Despite such judicious and thorough editing, the first four sets of guidelines—for trekking, cycling, and rafting, as well as the general travel rules for anyone working in the travel industry—took only three weeks to complete. The other seven activity-specific guidelines will be completed by the end of July, according to Stowell, and will include protocols for camping (including food prep in the field), skiing and snowboarding, staying in/operating small lodges, wildlife safaris, cultural tours and sightseeing, culinary experiences, and small-vessel cruising.
“It just really goes to show what you can accomplish with a lot of dedicated people in a crisis situation,” he said.
A comprehensive resource
The guidelines are free to download for anyone working in the travel, outdoor, or tourism industries. You can access them here. Each one is at least a dozen pages long and breaks down best safety practices for adventure travel in extremely thorough detail.
To support these resources further, the ATTA is also hosting a webinar in conjunction with the Cleveland Clinic on June 30 to educate business owners, tour guides, and others about how best to adapt the rules to different product/service offerings and regions. Register here.
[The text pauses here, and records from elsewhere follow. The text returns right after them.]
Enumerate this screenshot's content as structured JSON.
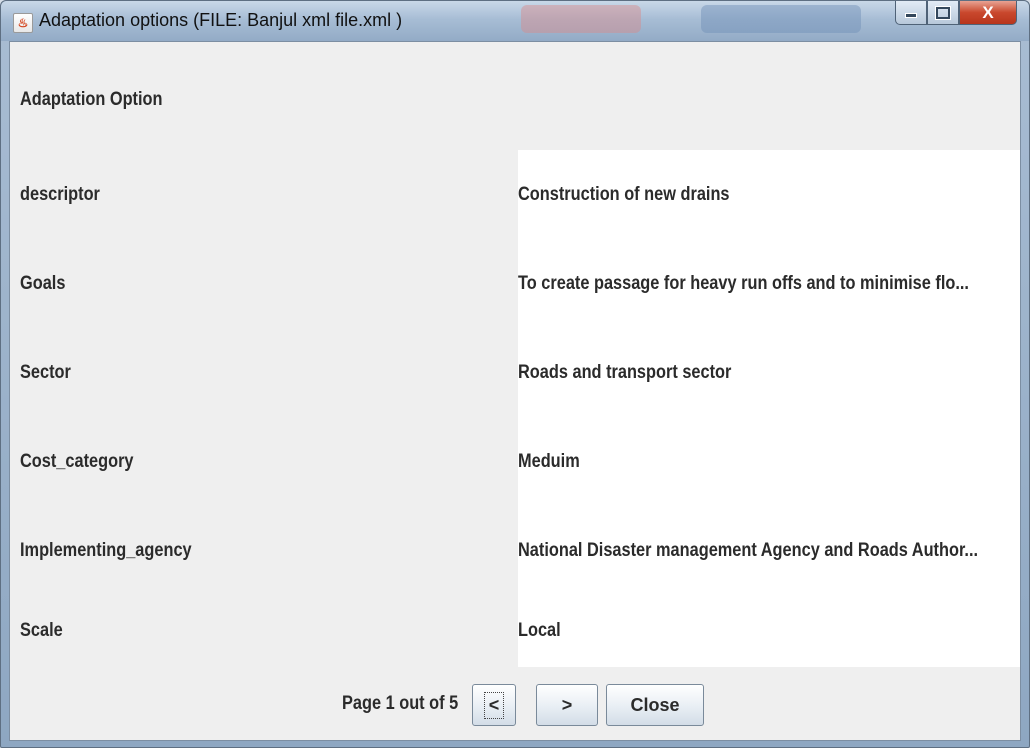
{
  "window": {
    "title": "Adaptation options  (FILE: Banjul xml file.xml )",
    "icon": "java-icon"
  },
  "section": {
    "heading": "Adaptation Option"
  },
  "fields": [
    {
      "label": "descriptor",
      "value": "Construction of new drains"
    },
    {
      "label": "Goals",
      "value": "To create passage for heavy run offs and to minimise flo..."
    },
    {
      "label": "Sector",
      "value": "Roads and transport sector"
    },
    {
      "label": "Cost_category",
      "value": "Meduim"
    },
    {
      "label": "Implementing_agency",
      "value": "National Disaster management Agency and Roads Author..."
    },
    {
      "label": "Scale",
      "value": "Local"
    }
  ],
  "footer": {
    "page_info": "Page 1 out of 5",
    "prev_label": "<",
    "next_label": ">",
    "close_label": "Close"
  },
  "colors": {
    "panel_bg": "#efefef",
    "value_bg": "#ffffff",
    "close_button": "#c9482d"
  }
}
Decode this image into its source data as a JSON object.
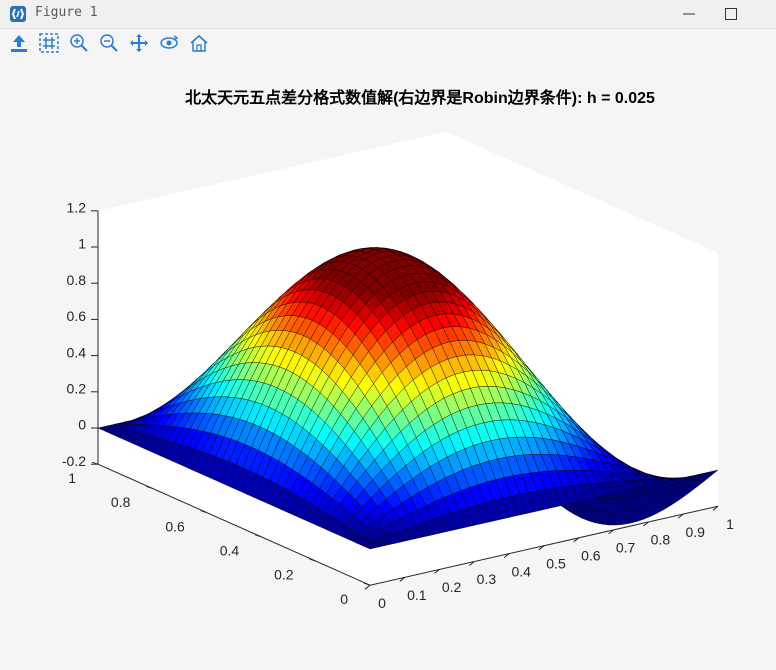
{
  "window": {
    "title": "Figure 1",
    "logo_icon": "matlab-figure-logo",
    "controls": [
      "minimize-icon",
      "maximize-icon"
    ]
  },
  "toolbar": {
    "tools": [
      {
        "name": "save-figure-icon"
      },
      {
        "name": "data-cursor-icon"
      },
      {
        "name": "zoom-in-icon"
      },
      {
        "name": "zoom-out-icon"
      },
      {
        "name": "pan-icon"
      },
      {
        "name": "rotate-3d-icon"
      },
      {
        "name": "home-view-icon"
      }
    ],
    "icon_color": "#2a7fd4"
  },
  "chart_data": {
    "type": "surface",
    "title": "北太天元五点差分格式数值解(右边界是Robin边界条件): h = 0.025",
    "xlabel": "",
    "ylabel": "",
    "zlabel": "",
    "xlim": [
      0,
      1
    ],
    "ylim": [
      0,
      1
    ],
    "zlim": [
      -0.2,
      1.2
    ],
    "x_ticks": [
      "0",
      "0.1",
      "0.2",
      "0.3",
      "0.4",
      "0.5",
      "0.6",
      "0.7",
      "0.8",
      "0.9",
      "1"
    ],
    "y_ticks": [
      "0",
      "0.2",
      "0.4",
      "0.6",
      "0.8",
      "1"
    ],
    "z_ticks": [
      "-0.2",
      "0",
      "0.2",
      "0.4",
      "0.6",
      "0.8",
      "1",
      "1.2"
    ],
    "grid_step": 0.025,
    "colormap": "jet",
    "surface_peak": 1.0,
    "surface_peak_xy": [
      0.55,
      0.5
    ],
    "surface_edge_value": 0,
    "grid": false
  }
}
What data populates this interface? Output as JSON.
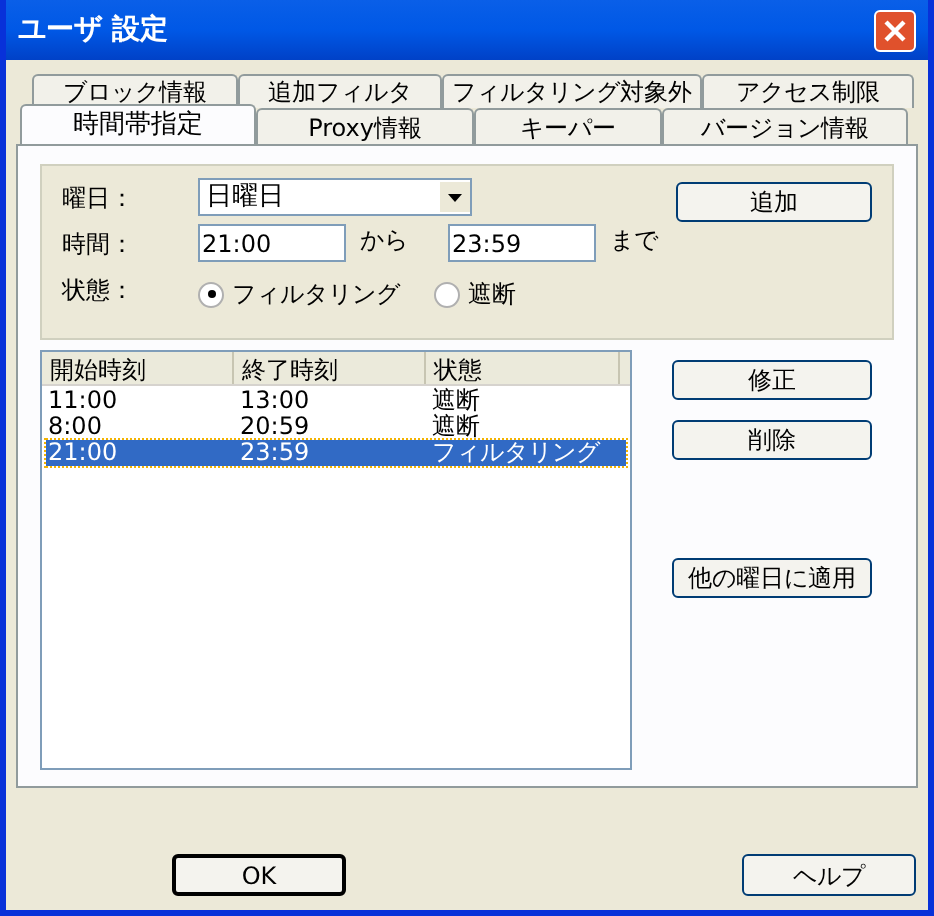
{
  "window": {
    "title": "ユーザ 設定"
  },
  "tab_rows": [
    [
      {
        "label": "ブロック情報",
        "selected": false
      },
      {
        "label": "追加フィルタ",
        "selected": false
      },
      {
        "label": "フィルタリング対象外",
        "selected": false
      },
      {
        "label": "アクセス制限",
        "selected": false
      }
    ],
    [
      {
        "label": "時間帯指定",
        "selected": true
      },
      {
        "label": "Proxy情報",
        "selected": false
      },
      {
        "label": "キーパー",
        "selected": false
      },
      {
        "label": "バージョン情報",
        "selected": false
      }
    ]
  ],
  "form": {
    "day_label": "曜日：",
    "day_value": "日曜日",
    "time_label": "時間：",
    "time_from": "21:00",
    "from_text": "から",
    "time_to": "23:59",
    "to_text": "まで",
    "state_label": "状態：",
    "states": [
      {
        "label": "フィルタリング",
        "selected": true
      },
      {
        "label": "遮断",
        "selected": false
      }
    ],
    "add_button": "追加"
  },
  "table": {
    "columns": [
      "開始時刻",
      "終了時刻",
      "状態"
    ],
    "rows": [
      {
        "cells": [
          "11:00",
          "13:00",
          "遮断"
        ],
        "selected": false
      },
      {
        "cells": [
          "8:00",
          "20:59",
          "遮断"
        ],
        "selected": false
      },
      {
        "cells": [
          "21:00",
          "23:59",
          "フィルタリング"
        ],
        "selected": true
      }
    ]
  },
  "side_buttons": [
    "修正",
    "削除",
    "他の曜日に適用"
  ],
  "buttons": {
    "ok": "OK",
    "help": "ヘルプ"
  }
}
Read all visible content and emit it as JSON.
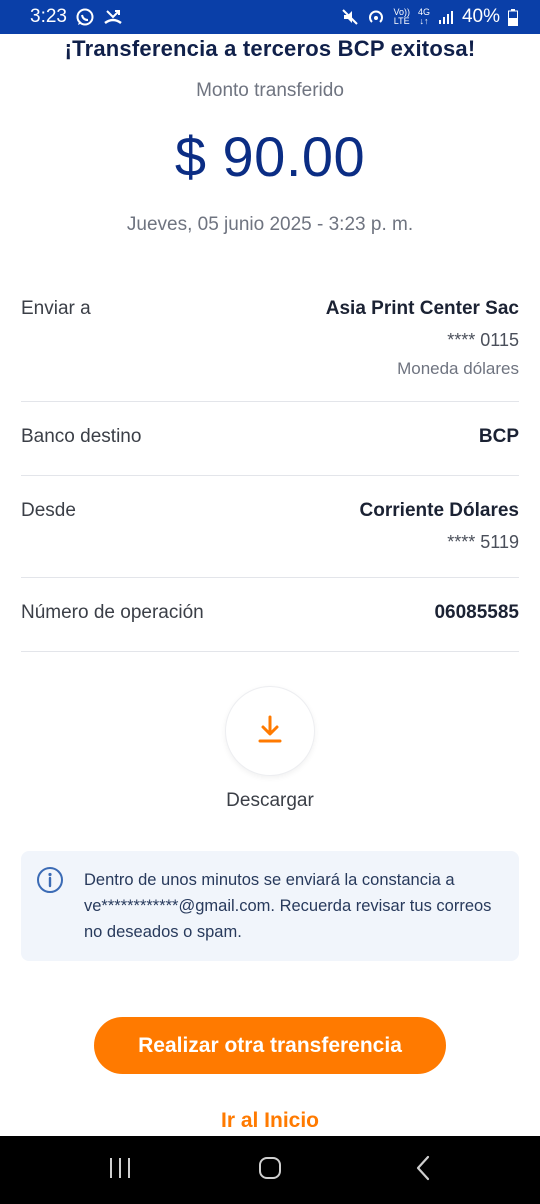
{
  "status_bar": {
    "time": "3:23",
    "network_top": "Vo))",
    "network_bottom": "LTE",
    "gen_top": "4G",
    "gen_bottom": "↓↑",
    "battery": "40%"
  },
  "header": {
    "title": "¡Transferencia a terceros BCP exitosa!"
  },
  "amount": {
    "label": "Monto transferido",
    "value": "$ 90.00",
    "datetime": "Jueves, 05 junio 2025 - 3:23 p. m."
  },
  "details": {
    "recipient": {
      "label": "Enviar a",
      "name": "Asia Print Center Sac",
      "account": "**** 0115",
      "currency": "Moneda dólares"
    },
    "bank": {
      "label": "Banco destino",
      "value": "BCP"
    },
    "from": {
      "label": "Desde",
      "account_type": "Corriente Dólares",
      "account": "**** 5119"
    },
    "operation": {
      "label": "Número de operación",
      "value": "06085585"
    }
  },
  "download": {
    "label": "Descargar"
  },
  "info": {
    "message": "Dentro de unos minutos se enviará la constancia a ve************@gmail.com. Recuerda revisar tus correos no deseados o spam."
  },
  "actions": {
    "primary": "Realizar otra transferencia",
    "secondary": "Ir al Inicio"
  },
  "colors": {
    "status_bar": "#0a3fa8",
    "amount": "#0b2d84",
    "accent": "#ff7a00",
    "info_bg": "#f1f5fb"
  }
}
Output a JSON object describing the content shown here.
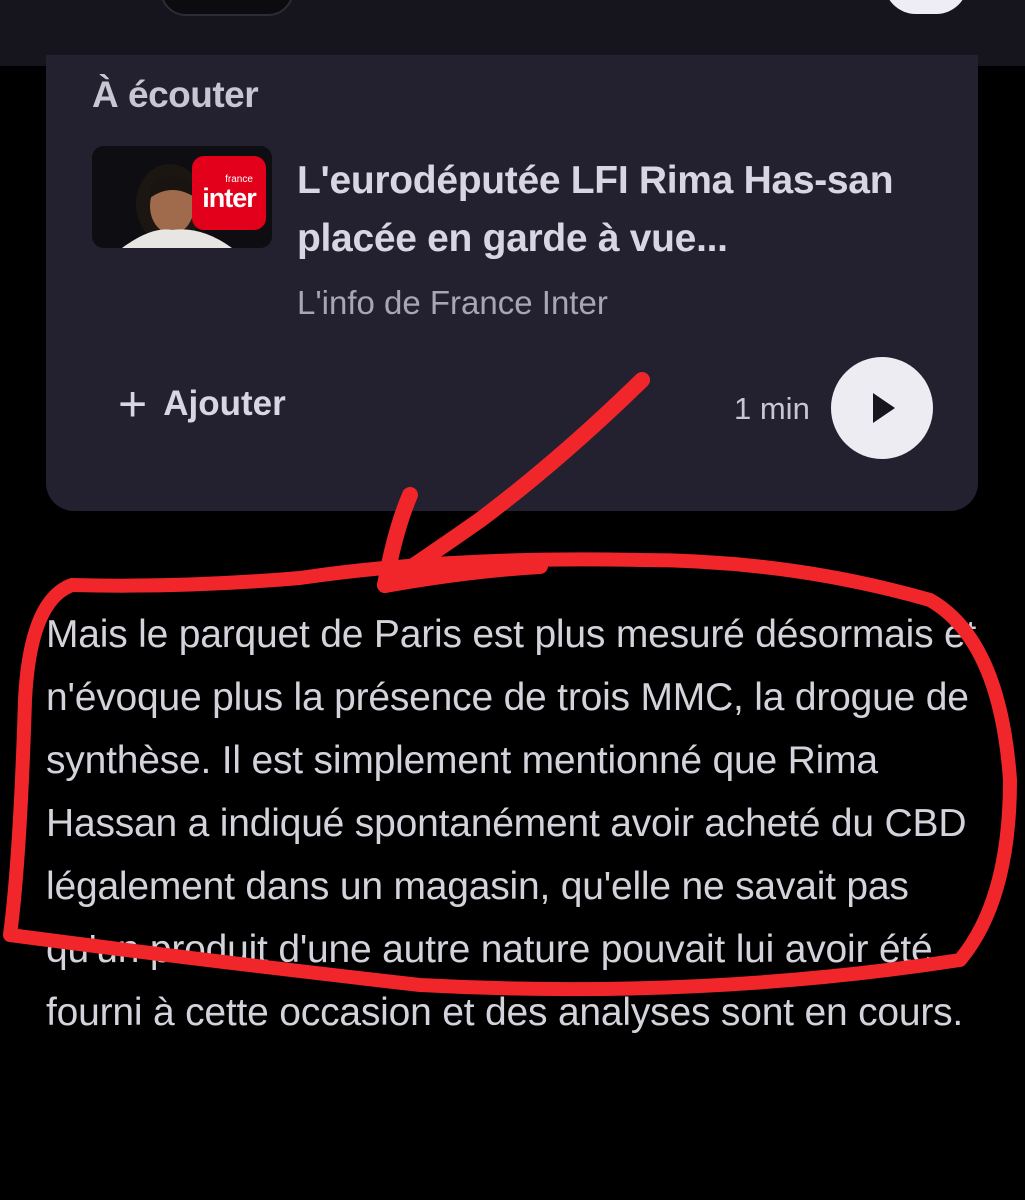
{
  "card": {
    "section_title": "À écouter",
    "episode_title": "L'eurodéputée LFI Rima Has-san placée en garde à vue...",
    "source": "L'info de France Inter",
    "logo_small": "france",
    "logo_big": "inter",
    "add_label": "Ajouter",
    "add_icon": "plus-icon",
    "duration": "1 min",
    "play_icon": "play-icon"
  },
  "article": {
    "paragraph": "Mais le parquet de Paris est plus mesuré désormais et n'évoque plus la présence de trois MMC, la drogue de synthèse. Il est simplement mentionné que Rima Hassan a indiqué spontanément avoir acheté du CBD légalement dans un magasin, qu'elle ne savait pas qu'un produit d'une autre nature pouvait lui avoir été fourni à cette occasion et des analyses sont en cours."
  },
  "annotation": {
    "color": "#f0262b"
  }
}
Finally, the ATTA offers a set of paid digital courses on safety and risk management for travel operators and managers, accessible here.
“I believe in all of these so deeply,” said Stowell. “There’s no way to eliminate all risk in adventure travel, and we acknowledge that. But we can work to mitigate that risk as much as possible and encourage everyone—ATTA members and their customers alike—to take responsibility.”